Basic information from the world of oils
Basic terms and definitions
Viscosity is a level of a resistance of a liquid to flowing.
All oils are classified to viscosity classes according to:
- SAE (motor and gearbox oils)
- ISO (industrial oils)
A lower viscosity puts less resistance to movement but it doesn’t ensure a reliable lubrication.
A higher viscosity lowers the wear of the friction surfaces but increases the energy consumption.
The SAE classification of the motor oils distinguishes 6 winter classes W from 0W up to 25W and 5 summer classes from 20 to 60. For the gearbox oils, there are 3 winter W classes from 75W to 85W and three summer classes from 90 to 250. The summer classes have defined viscosities at 100 °C and winter classes at different temperatures below zero.
The multigrade oils may comprise both, SAE winter and summer classes at the same time.

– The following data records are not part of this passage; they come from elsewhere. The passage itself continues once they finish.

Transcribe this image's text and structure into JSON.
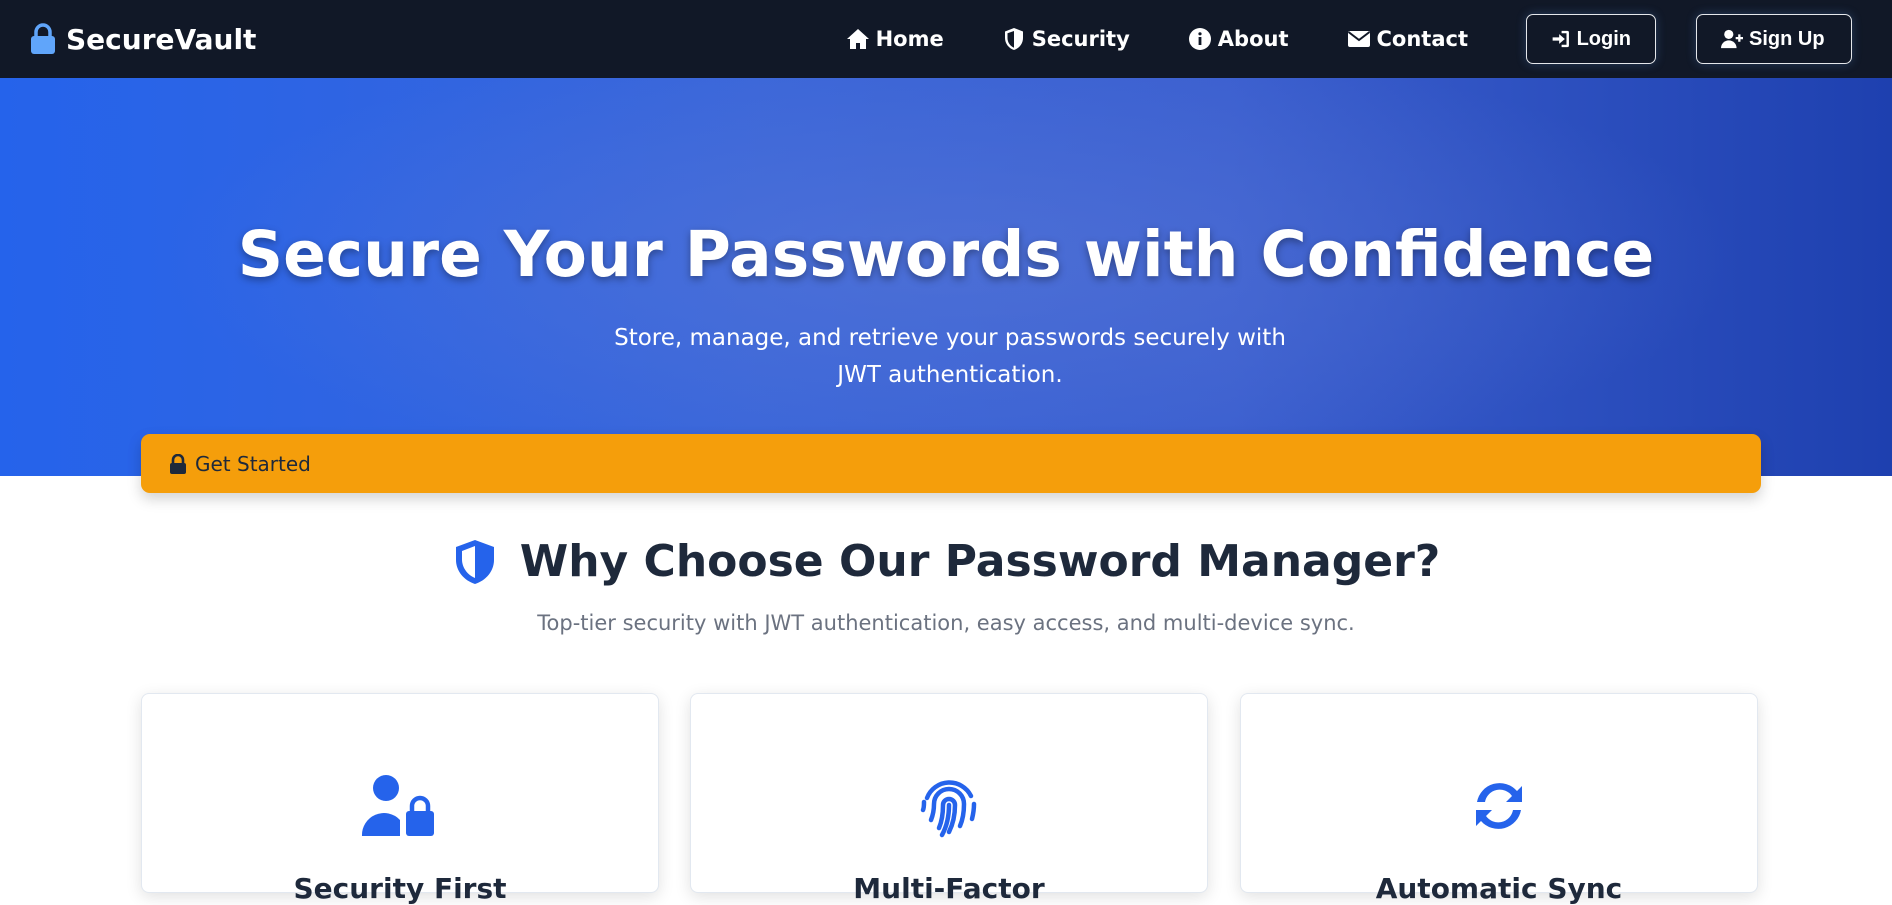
{
  "navbar": {
    "brand": "SecureVault",
    "links": [
      {
        "label": "Home",
        "icon": "home-icon"
      },
      {
        "label": "Security",
        "icon": "shield-icon"
      },
      {
        "label": "About",
        "icon": "info-icon"
      },
      {
        "label": "Contact",
        "icon": "envelope-icon"
      }
    ],
    "login_label": "Login",
    "signup_label": "Sign Up"
  },
  "hero": {
    "title": "Secure Your Passwords with Confidence",
    "subtitle": "Store, manage, and retrieve your passwords securely with JWT authentication.",
    "cta_label": "Get Started"
  },
  "features": {
    "title": "Why Choose Our Password Manager?",
    "subtitle": "Top-tier security with JWT authentication, easy access, and multi-device sync.",
    "cards": [
      {
        "icon": "user-lock-icon",
        "title": "Security First"
      },
      {
        "icon": "fingerprint-icon",
        "title": "Multi-Factor"
      },
      {
        "icon": "sync-icon",
        "title": "Automatic Sync"
      }
    ]
  },
  "colors": {
    "navbar_bg": "#111827",
    "accent": "#2563eb",
    "cta": "#f59e0b",
    "brand_icon": "#60a5fa"
  }
}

The ISO classification sorts the oils according to their kinematic viscosity at 40 °C.
Performance level – the capacity to work in difficult conditions.
The performance level is most often given by the API specification for motor and gearbox oils as well as by the ISO specification for industrial oils. The specifications lay down the minimum values for the industrial and engine tests the respective oils has to pass.
In Europe, the specifications of performance levels are also issued by the ACEA – European Automobile Manufacturers’ Association and such significant car makers as MB, MAN, VW, VOLVO etc.
Fuel saving (Full Efficiency) – is achieved by use of less viscosity oils and friction modifiers.
The properties of the lubrication oils depend on their composition. The lubrication oils consists of the basic oil and viscosity and performance additives.
Basic oils are most often petroleum oils but synthetic oils are increasingly expanding (polyalphaoleffins, esters etc.). The basic oils themselves cannot fulfill the requirements of the current specifications and that is why the properties are improved by additives.
Viscosity ingredients increase the viscosity at higher temperatures and only slightly the viscosity at temperatures below 0 °C. As usual, they are polymers.
Performance additives improve the resistance to oxidation, lubricating capacity, detergent and dispersive properties and anti-corrosion protection.
SAE (Society of Automotive Engineers) American agency that was found at the beginning of the last century and its specifications is recognized in the whole world.
API ( American Petroleum Institute), American agency that was found at the beginning of the last century and its specifications is recognized in the whole world.
ACEA (Association des Constructeurs Européens des Automobiles) – Association of European Car Makers.
ISO (International Standard Organization) is active in the field of standardization.